**DATASET EXCERPTS:**
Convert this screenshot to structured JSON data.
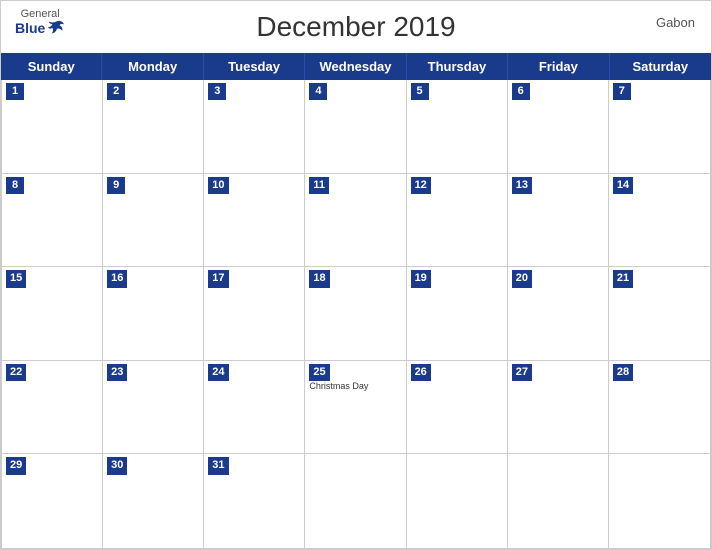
{
  "header": {
    "title": "December 2019",
    "country": "Gabon",
    "logo_general": "General",
    "logo_blue": "Blue"
  },
  "days_of_week": [
    "Sunday",
    "Monday",
    "Tuesday",
    "Wednesday",
    "Thursday",
    "Friday",
    "Saturday"
  ],
  "weeks": [
    [
      {
        "num": "1",
        "empty": false,
        "holiday": ""
      },
      {
        "num": "2",
        "empty": false,
        "holiday": ""
      },
      {
        "num": "3",
        "empty": false,
        "holiday": ""
      },
      {
        "num": "4",
        "empty": false,
        "holiday": ""
      },
      {
        "num": "5",
        "empty": false,
        "holiday": ""
      },
      {
        "num": "6",
        "empty": false,
        "holiday": ""
      },
      {
        "num": "7",
        "empty": false,
        "holiday": ""
      }
    ],
    [
      {
        "num": "8",
        "empty": false,
        "holiday": ""
      },
      {
        "num": "9",
        "empty": false,
        "holiday": ""
      },
      {
        "num": "10",
        "empty": false,
        "holiday": ""
      },
      {
        "num": "11",
        "empty": false,
        "holiday": ""
      },
      {
        "num": "12",
        "empty": false,
        "holiday": ""
      },
      {
        "num": "13",
        "empty": false,
        "holiday": ""
      },
      {
        "num": "14",
        "empty": false,
        "holiday": ""
      }
    ],
    [
      {
        "num": "15",
        "empty": false,
        "holiday": ""
      },
      {
        "num": "16",
        "empty": false,
        "holiday": ""
      },
      {
        "num": "17",
        "empty": false,
        "holiday": ""
      },
      {
        "num": "18",
        "empty": false,
        "holiday": ""
      },
      {
        "num": "19",
        "empty": false,
        "holiday": ""
      },
      {
        "num": "20",
        "empty": false,
        "holiday": ""
      },
      {
        "num": "21",
        "empty": false,
        "holiday": ""
      }
    ],
    [
      {
        "num": "22",
        "empty": false,
        "holiday": ""
      },
      {
        "num": "23",
        "empty": false,
        "holiday": ""
      },
      {
        "num": "24",
        "empty": false,
        "holiday": ""
      },
      {
        "num": "25",
        "empty": false,
        "holiday": "Christmas Day"
      },
      {
        "num": "26",
        "empty": false,
        "holiday": ""
      },
      {
        "num": "27",
        "empty": false,
        "holiday": ""
      },
      {
        "num": "28",
        "empty": false,
        "holiday": ""
      }
    ],
    [
      {
        "num": "29",
        "empty": false,
        "holiday": ""
      },
      {
        "num": "30",
        "empty": false,
        "holiday": ""
      },
      {
        "num": "31",
        "empty": false,
        "holiday": ""
      },
      {
        "num": "",
        "empty": true,
        "holiday": ""
      },
      {
        "num": "",
        "empty": true,
        "holiday": ""
      },
      {
        "num": "",
        "empty": true,
        "holiday": ""
      },
      {
        "num": "",
        "empty": true,
        "holiday": ""
      }
    ]
  ],
  "colors": {
    "header_bg": "#1a3a8c",
    "accent": "#1a3a8c"
  }
}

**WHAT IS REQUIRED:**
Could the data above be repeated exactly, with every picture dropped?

**RESULT OF THE TASK:**
Convert this screenshot to structured JSON data.
{
  "header": {
    "title": "December 2019",
    "country": "Gabon",
    "logo_general": "General",
    "logo_blue": "Blue"
  },
  "days_of_week": [
    "Sunday",
    "Monday",
    "Tuesday",
    "Wednesday",
    "Thursday",
    "Friday",
    "Saturday"
  ],
  "weeks": [
    [
      {
        "num": "1",
        "empty": false,
        "holiday": ""
      },
      {
        "num": "2",
        "empty": false,
        "holiday": ""
      },
      {
        "num": "3",
        "empty": false,
        "holiday": ""
      },
      {
        "num": "4",
        "empty": false,
        "holiday": ""
      },
      {
        "num": "5",
        "empty": false,
        "holiday": ""
      },
      {
        "num": "6",
        "empty": false,
        "holiday": ""
      },
      {
        "num": "7",
        "empty": false,
        "holiday": ""
      }
    ],
    [
      {
        "num": "8",
        "empty": false,
        "holiday": ""
      },
      {
        "num": "9",
        "empty": false,
        "holiday": ""
      },
      {
        "num": "10",
        "empty": false,
        "holiday": ""
      },
      {
        "num": "11",
        "empty": false,
        "holiday": ""
      },
      {
        "num": "12",
        "empty": false,
        "holiday": ""
      },
      {
        "num": "13",
        "empty": false,
        "holiday": ""
      },
      {
        "num": "14",
        "empty": false,
        "holiday": ""
      }
    ],
    [
      {
        "num": "15",
        "empty": false,
        "holiday": ""
      },
      {
        "num": "16",
        "empty": false,
        "holiday": ""
      },
      {
        "num": "17",
        "empty": false,
        "holiday": ""
      },
      {
        "num": "18",
        "empty": false,
        "holiday": ""
      },
      {
        "num": "19",
        "empty": false,
        "holiday": ""
      },
      {
        "num": "20",
        "empty": false,
        "holiday": ""
      },
      {
        "num": "21",
        "empty": false,
        "holiday": ""
      }
    ],
    [
      {
        "num": "22",
        "empty": false,
        "holiday": ""
      },
      {
        "num": "23",
        "empty": false,
        "holiday": ""
      },
      {
        "num": "24",
        "empty": false,
        "holiday": ""
      },
      {
        "num": "25",
        "empty": false,
        "holiday": "Christmas Day"
      },
      {
        "num": "26",
        "empty": false,
        "holiday": ""
      },
      {
        "num": "27",
        "empty": false,
        "holiday": ""
      },
      {
        "num": "28",
        "empty": false,
        "holiday": ""
      }
    ],
    [
      {
        "num": "29",
        "empty": false,
        "holiday": ""
      },
      {
        "num": "30",
        "empty": false,
        "holiday": ""
      },
      {
        "num": "31",
        "empty": false,
        "holiday": ""
      },
      {
        "num": "",
        "empty": true,
        "holiday": ""
      },
      {
        "num": "",
        "empty": true,
        "holiday": ""
      },
      {
        "num": "",
        "empty": true,
        "holiday": ""
      },
      {
        "num": "",
        "empty": true,
        "holiday": ""
      }
    ]
  ],
  "colors": {
    "header_bg": "#1a3a8c",
    "accent": "#1a3a8c"
  }
}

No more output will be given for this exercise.